According to James Butterfill, Head of Research at CoinShares, a European digital assets investment firm, the recent trend has been characterized by significant outflows from digital asset investment products. The total outflows for the week amounted to $107 million, marking a continuation of the profit-taking trend that has been gathering pace in recent weeks.

Per Butterfill’s blog post, which was published earlier today, Bitcoin, the world’s largest cryptocurrency by market capitalization, was the primary focus of these outflows. Investors withdrew a total of $111 million from Bitcoin, marking the largest weekly outflows since March. This period was notable for the escalating regulatory scrutiny in the U.S., which has significantly influenced the dynamics of the cryptocurrency market.

However, in a surprising turn of events, the outflows into short Bitcoin positions, which have been consistent for 14 weeks, have come to a halt. This development could indicate a potential shift in investor sentiment, suggesting that the bearish outlook on Bitcoin might be slowing down.

Despite the significant outflows from Bitcoin, the altcoin market has shown signs of resilience. Solana, for instance, stood out with the largest inflows, amounting to $9.5 million. This marks the most substantial single week of inflows for Solana since March 2022. Other altcoins such as XRP and Litecoin also saw inflows, albeit on a smaller scale, with $0.5 million and $0.46 million respectively. However, not all altcoins fared well, with Uniswap and Cardano experiencing outflows of $0.8 million and $0.3 million respectively.

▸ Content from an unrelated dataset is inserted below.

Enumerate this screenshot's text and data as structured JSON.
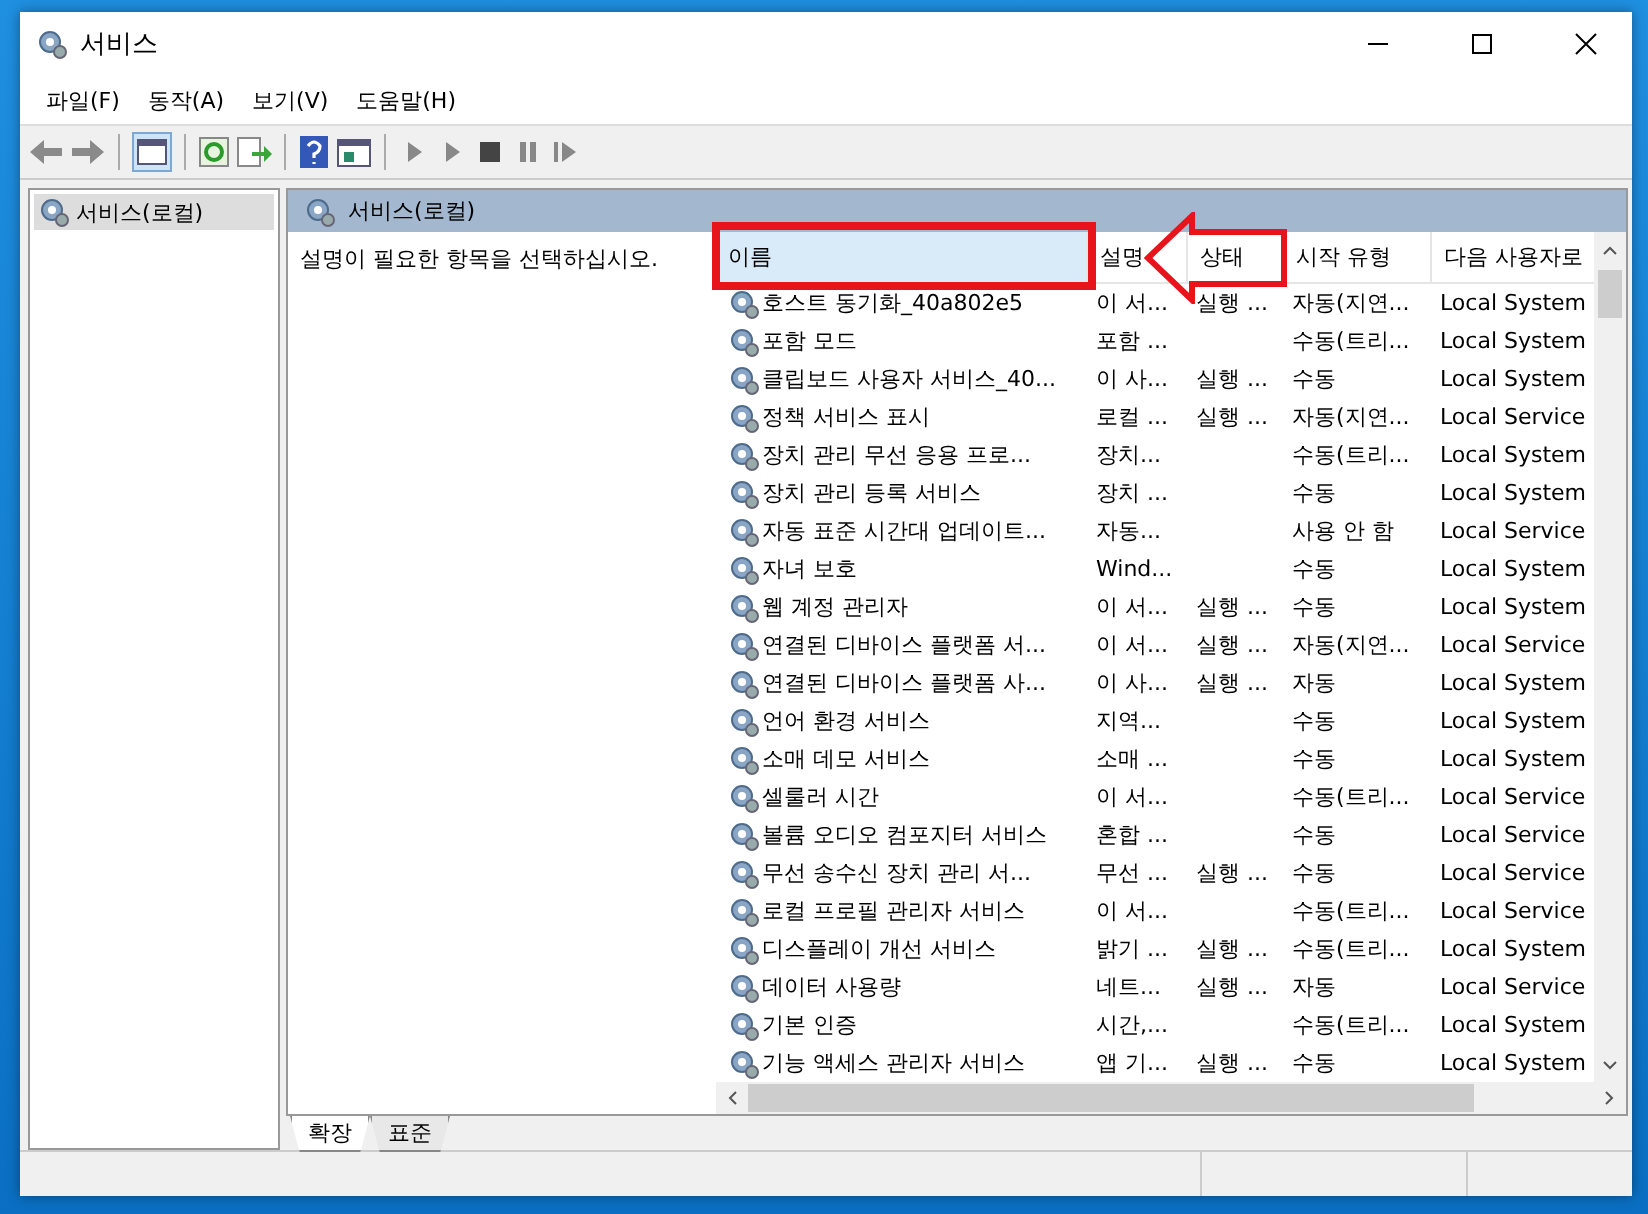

The outflows were primarily concentrated in two ETP providers located in Germany and Canada, which saw outflows of $71 million and $29 million respectively.

Overall, as Butterfill notes, the digital asset market appears to be in the midst of the summer doldrums, with weekly trading volumes in investment products 36% below the year-to-date average. The broader on-exchange market volumes have suffered more, down 62% relative to the year-to-date average.